◆ Work required ◆
Would you print out all of the data exactly and keep the pictures out of it?

BEGIN

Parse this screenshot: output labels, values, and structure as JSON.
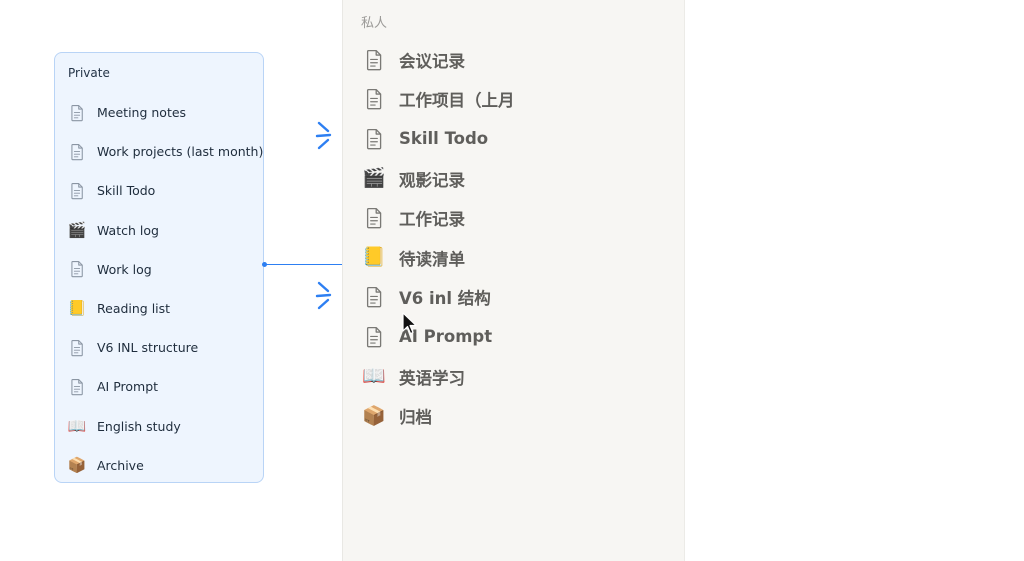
{
  "translation_panel": {
    "title": "Private",
    "items": [
      {
        "label": "Meeting notes",
        "icon": "page-icon"
      },
      {
        "label": "Work projects (last month)",
        "icon": "page-icon"
      },
      {
        "label": "Skill Todo",
        "icon": "page-icon"
      },
      {
        "label": "Watch log",
        "icon": "clapperboard-icon",
        "glyph": "🎬"
      },
      {
        "label": "Work log",
        "icon": "page-icon"
      },
      {
        "label": "Reading list",
        "icon": "yellow-book-icon",
        "glyph": "📒"
      },
      {
        "label": "V6 INL structure",
        "icon": "page-icon"
      },
      {
        "label": "AI Prompt",
        "icon": "page-icon"
      },
      {
        "label": "English study",
        "icon": "open-book-icon",
        "glyph": "📖"
      },
      {
        "label": "Archive",
        "icon": "package-icon",
        "glyph": "📦"
      }
    ]
  },
  "sidebar": {
    "section_label": "私人",
    "items": [
      {
        "label": "会议记录",
        "icon": "page-icon"
      },
      {
        "label": "工作项目（上月",
        "icon": "page-icon"
      },
      {
        "label": "Skill Todo",
        "icon": "page-icon"
      },
      {
        "label": "观影记录",
        "icon": "clapperboard-icon",
        "glyph": "🎬"
      },
      {
        "label": "工作记录",
        "icon": "page-icon"
      },
      {
        "label": "待读清单",
        "icon": "yellow-book-icon",
        "glyph": "📒"
      },
      {
        "label": "V6 inl 结构",
        "icon": "page-icon"
      },
      {
        "label": "AI Prompt",
        "icon": "page-icon"
      },
      {
        "label": "英语学习",
        "icon": "open-book-icon",
        "glyph": "📖"
      },
      {
        "label": "归档",
        "icon": "package-icon",
        "glyph": "📦"
      }
    ]
  },
  "colors": {
    "accent": "#2d7ff2",
    "panel_bg": "#eef5fe",
    "sidebar_bg": "#f7f6f3"
  }
}
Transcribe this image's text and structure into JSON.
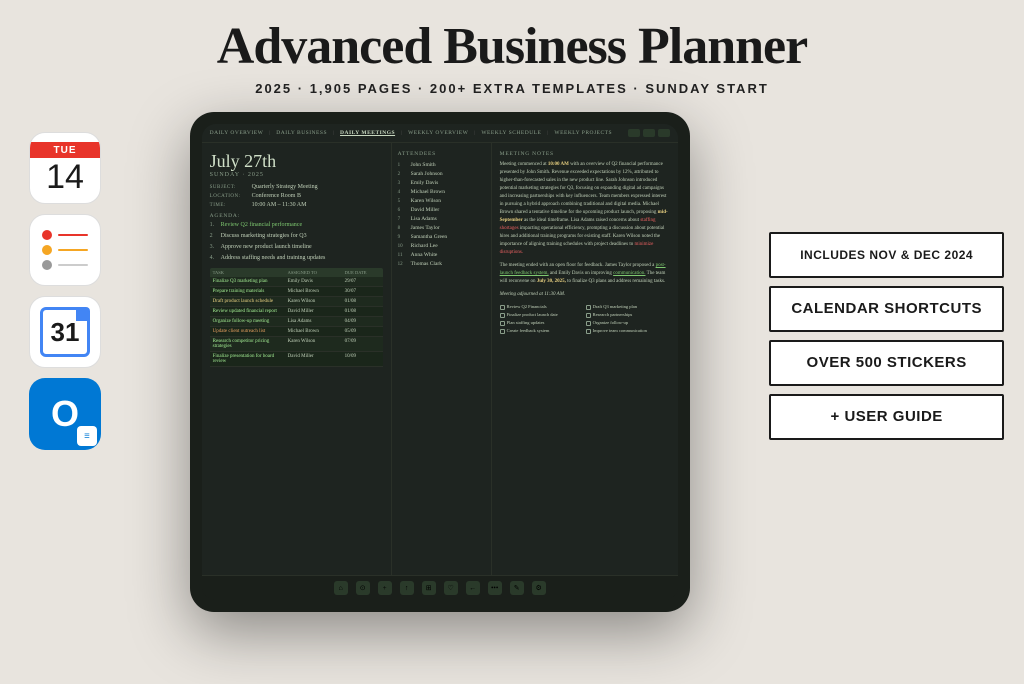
{
  "header": {
    "title": "Advanced Business Planner",
    "subtitle": "2025  ·  1,905 PAGES  ·  200+ EXTRA TEMPLATES  ·  SUNDAY START"
  },
  "calendar_app": {
    "day": "TUE",
    "date": "14"
  },
  "gcal_app": {
    "number": "31"
  },
  "tablet": {
    "nav": {
      "items": [
        "DAILY OVERVIEW",
        "DAILY BUSINESS",
        "DAILY MEETINGS",
        "WEEKLY OVERVIEW",
        "WEEKLY SCHEDULE",
        "WEEKLY PROJECTS"
      ]
    },
    "date": {
      "heading": "July 27th",
      "sub": "SUNDAY · 2025"
    },
    "meeting": {
      "subject_label": "SUBJECT:",
      "subject": "Quarterly Strategy Meeting",
      "location_label": "LOCATION:",
      "location": "Conference Room B",
      "time_label": "TIME:",
      "time": "10:00 AM – 11:30 AM"
    },
    "agenda": {
      "title": "AGENDA:",
      "items": [
        "Review Q2 financial performance",
        "Discuss marketing strategies for Q3",
        "Approve new product launch timeline",
        "Address staffing needs and training updates"
      ]
    },
    "tasks": {
      "headers": [
        "TASK",
        "ASSIGNED TO",
        "DUE DATE"
      ],
      "rows": [
        {
          "name": "Finalize Q3 marketing plan",
          "assigned": "Emily Davis",
          "due": "29/07",
          "color": "green"
        },
        {
          "name": "Prepare training materials",
          "assigned": "Michael Brown",
          "due": "30/07",
          "color": "normal"
        },
        {
          "name": "Draft product launch schedule",
          "assigned": "Karen Wilson",
          "due": "01/08",
          "color": "yellow"
        },
        {
          "name": "Review updated financial report",
          "assigned": "David Miller",
          "due": "01/08",
          "color": "normal"
        },
        {
          "name": "Organize follow-up meeting",
          "assigned": "Lisa Adams",
          "due": "04/09",
          "color": "normal"
        },
        {
          "name": "Update client outreach list",
          "assigned": "Michael Brown",
          "due": "05/09",
          "color": "orange"
        },
        {
          "name": "Research competitor pricing strategies",
          "assigned": "Karen Wilson",
          "due": "07/09",
          "color": "normal"
        },
        {
          "name": "Finalize presentation for board review",
          "assigned": "David Miller",
          "due": "10/09",
          "color": "normal"
        }
      ]
    },
    "attendees": {
      "title": "ATTENDEES",
      "list": [
        "John Smith",
        "Sarah Johnson",
        "Emily Davis",
        "Michael Brown",
        "Karen Wilson",
        "David Miller",
        "Lisa Adams",
        "James Taylor",
        "Samantha Green",
        "Richard Lee",
        "Anna White",
        "Thomas Clark"
      ]
    },
    "notes": {
      "title": "MEETING NOTES",
      "paragraphs": [
        "Meeting commenced at 10:00 AM with an overview of Q2 financial performance presented by John Smith. Revenue exceeded expectations by 12%, attributed to higher-than-forecasted sales in the new product line. Sarah Johnson introduced potential marketing strategies for Q3, focusing on expanding digital ad campaigns and increasing partnerships with key influencers. Team members expressed interest in pursuing a hybrid approach combining traditional and digital media. Michael Brown shared a tentative timeline for the upcoming product launch, proposing mid-September as the ideal timeframe. Lisa Adams raised concerns about staffing shortages impacting operational efficiency, prompting a discussion about potential hires and additional training programs for existing staff. Karen Wilson noted the importance of aligning training schedules with project deadlines to minimize disruptions.",
        "The meeting ended with an open floor for feedback. James Taylor proposed a post-launch feedback system, and Emily Davis on improving communication. The team will reconvene on July 30, 2025, to finalize Q3 plans and address remaining tasks.",
        "Meeting adjourned at 11:30 AM."
      ],
      "checklist": [
        "Review Q2 Financials",
        "Draft Q3 marketing plan",
        "Finalize product launch date",
        "Research partnerships",
        "Plan staffing updates",
        "Organize follow-up",
        "Create feedback system",
        "Improve team communication"
      ]
    }
  },
  "badges": [
    {
      "text": "INCLUDES NOV & DEC 2024"
    },
    {
      "text": "CALENDAR SHORTCUTS"
    },
    {
      "text": "OVER 500 STICKERS"
    },
    {
      "text": "+ USER GUIDE"
    }
  ]
}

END

◆ Reply ◆
Parse this screenshot: output labels, values, and structure as JSON.
{
  "translation_panel": {
    "title": "Private",
    "items": [
      {
        "label": "Meeting notes",
        "icon": "page-icon"
      },
      {
        "label": "Work projects (last month)",
        "icon": "page-icon"
      },
      {
        "label": "Skill Todo",
        "icon": "page-icon"
      },
      {
        "label": "Watch log",
        "icon": "clapperboard-icon",
        "glyph": "🎬"
      },
      {
        "label": "Work log",
        "icon": "page-icon"
      },
      {
        "label": "Reading list",
        "icon": "yellow-book-icon",
        "glyph": "📒"
      },
      {
        "label": "V6 INL structure",
        "icon": "page-icon"
      },
      {
        "label": "AI Prompt",
        "icon": "page-icon"
      },
      {
        "label": "English study",
        "icon": "open-book-icon",
        "glyph": "📖"
      },
      {
        "label": "Archive",
        "icon": "package-icon",
        "glyph": "📦"
      }
    ]
  },
  "sidebar": {
    "section_label": "私人",
    "items": [
      {
        "label": "会议记录",
        "icon": "page-icon"
      },
      {
        "label": "工作项目（上月",
        "icon": "page-icon"
      },
      {
        "label": "Skill Todo",
        "icon": "page-icon"
      },
      {
        "label": "观影记录",
        "icon": "clapperboard-icon",
        "glyph": "🎬"
      },
      {
        "label": "工作记录",
        "icon": "page-icon"
      },
      {
        "label": "待读清单",
        "icon": "yellow-book-icon",
        "glyph": "📒"
      },
      {
        "label": "V6 inl 结构",
        "icon": "page-icon"
      },
      {
        "label": "AI Prompt",
        "icon": "page-icon"
      },
      {
        "label": "英语学习",
        "icon": "open-book-icon",
        "glyph": "📖"
      },
      {
        "label": "归档",
        "icon": "package-icon",
        "glyph": "📦"
      }
    ]
  },
  "colors": {
    "accent": "#2d7ff2",
    "panel_bg": "#eef5fe",
    "sidebar_bg": "#f7f6f3"
  }
}
Transcribe this image's text and structure into JSON.
{
  "header": {
    "title": "Advanced Business Planner",
    "subtitle": "2025  ·  1,905 PAGES  ·  200+ EXTRA TEMPLATES  ·  SUNDAY START"
  },
  "calendar_app": {
    "day": "TUE",
    "date": "14"
  },
  "gcal_app": {
    "number": "31"
  },
  "tablet": {
    "nav": {
      "items": [
        "DAILY OVERVIEW",
        "DAILY BUSINESS",
        "DAILY MEETINGS",
        "WEEKLY OVERVIEW",
        "WEEKLY SCHEDULE",
        "WEEKLY PROJECTS"
      ]
    },
    "date": {
      "heading": "July 27th",
      "sub": "SUNDAY · 2025"
    },
    "meeting": {
      "subject_label": "SUBJECT:",
      "subject": "Quarterly Strategy Meeting",
      "location_label": "LOCATION:",
      "location": "Conference Room B",
      "time_label": "TIME:",
      "time": "10:00 AM – 11:30 AM"
    },
    "agenda": {
      "title": "AGENDA:",
      "items": [
        "Review Q2 financial performance",
        "Discuss marketing strategies for Q3",
        "Approve new product launch timeline",
        "Address staffing needs and training updates"
      ]
    },
    "tasks": {
      "headers": [
        "TASK",
        "ASSIGNED TO",
        "DUE DATE"
      ],
      "rows": [
        {
          "name": "Finalize Q3 marketing plan",
          "assigned": "Emily Davis",
          "due": "29/07",
          "color": "green"
        },
        {
          "name": "Prepare training materials",
          "assigned": "Michael Brown",
          "due": "30/07",
          "color": "normal"
        },
        {
          "name": "Draft product launch schedule",
          "assigned": "Karen Wilson",
          "due": "01/08",
          "color": "yellow"
        },
        {
          "name": "Review updated financial report",
          "assigned": "David Miller",
          "due": "01/08",
          "color": "normal"
        },
        {
          "name": "Organize follow-up meeting",
          "assigned": "Lisa Adams",
          "due": "04/09",
          "color": "normal"
        },
        {
          "name": "Update client outreach list",
          "assigned": "Michael Brown",
          "due": "05/09",
          "color": "orange"
        },
        {
          "name": "Research competitor pricing strategies",
          "assigned": "Karen Wilson",
          "due": "07/09",
          "color": "normal"
        },
        {
          "name": "Finalize presentation for board review",
          "assigned": "David Miller",
          "due": "10/09",
          "color": "normal"
        }
      ]
    },
    "attendees": {
      "title": "ATTENDEES",
      "list": [
        "John Smith",
        "Sarah Johnson",
        "Emily Davis",
        "Michael Brown",
        "Karen Wilson",
        "David Miller",
        "Lisa Adams",
        "James Taylor",
        "Samantha Green",
        "Richard Lee",
        "Anna White",
        "Thomas Clark"
      ]
    },
    "notes": {
      "title": "MEETING NOTES",
      "paragraphs": [
        "Meeting commenced at 10:00 AM with an overview of Q2 financial performance presented by John Smith. Revenue exceeded expectations by 12%, attributed to higher-than-forecasted sales in the new product line. Sarah Johnson introduced potential marketing strategies for Q3, focusing on expanding digital ad campaigns and increasing partnerships with key influencers. Team members expressed interest in pursuing a hybrid approach combining traditional and digital media. Michael Brown shared a tentative timeline for the upcoming product launch, proposing mid-September as the ideal timeframe. Lisa Adams raised concerns about staffing shortages impacting operational efficiency, prompting a discussion about potential hires and additional training programs for existing staff. Karen Wilson noted the importance of aligning training schedules with project deadlines to minimize disruptions.",
        "The meeting ended with an open floor for feedback. James Taylor proposed a post-launch feedback system, and Emily Davis on improving communication. The team will reconvene on July 30, 2025, to finalize Q3 plans and address remaining tasks.",
        "Meeting adjourned at 11:30 AM."
      ],
      "checklist": [
        "Review Q2 Financials",
        "Draft Q3 marketing plan",
        "Finalize product launch date",
        "Research partnerships",
        "Plan staffing updates",
        "Organize follow-up",
        "Create feedback system",
        "Improve team communication"
      ]
    }
  },
  "badges": [
    {
      "text": "INCLUDES NOV & DEC 2024"
    },
    {
      "text": "CALENDAR SHORTCUTS"
    },
    {
      "text": "OVER 500 STICKERS"
    },
    {
      "text": "+ USER GUIDE"
    }
  ]
}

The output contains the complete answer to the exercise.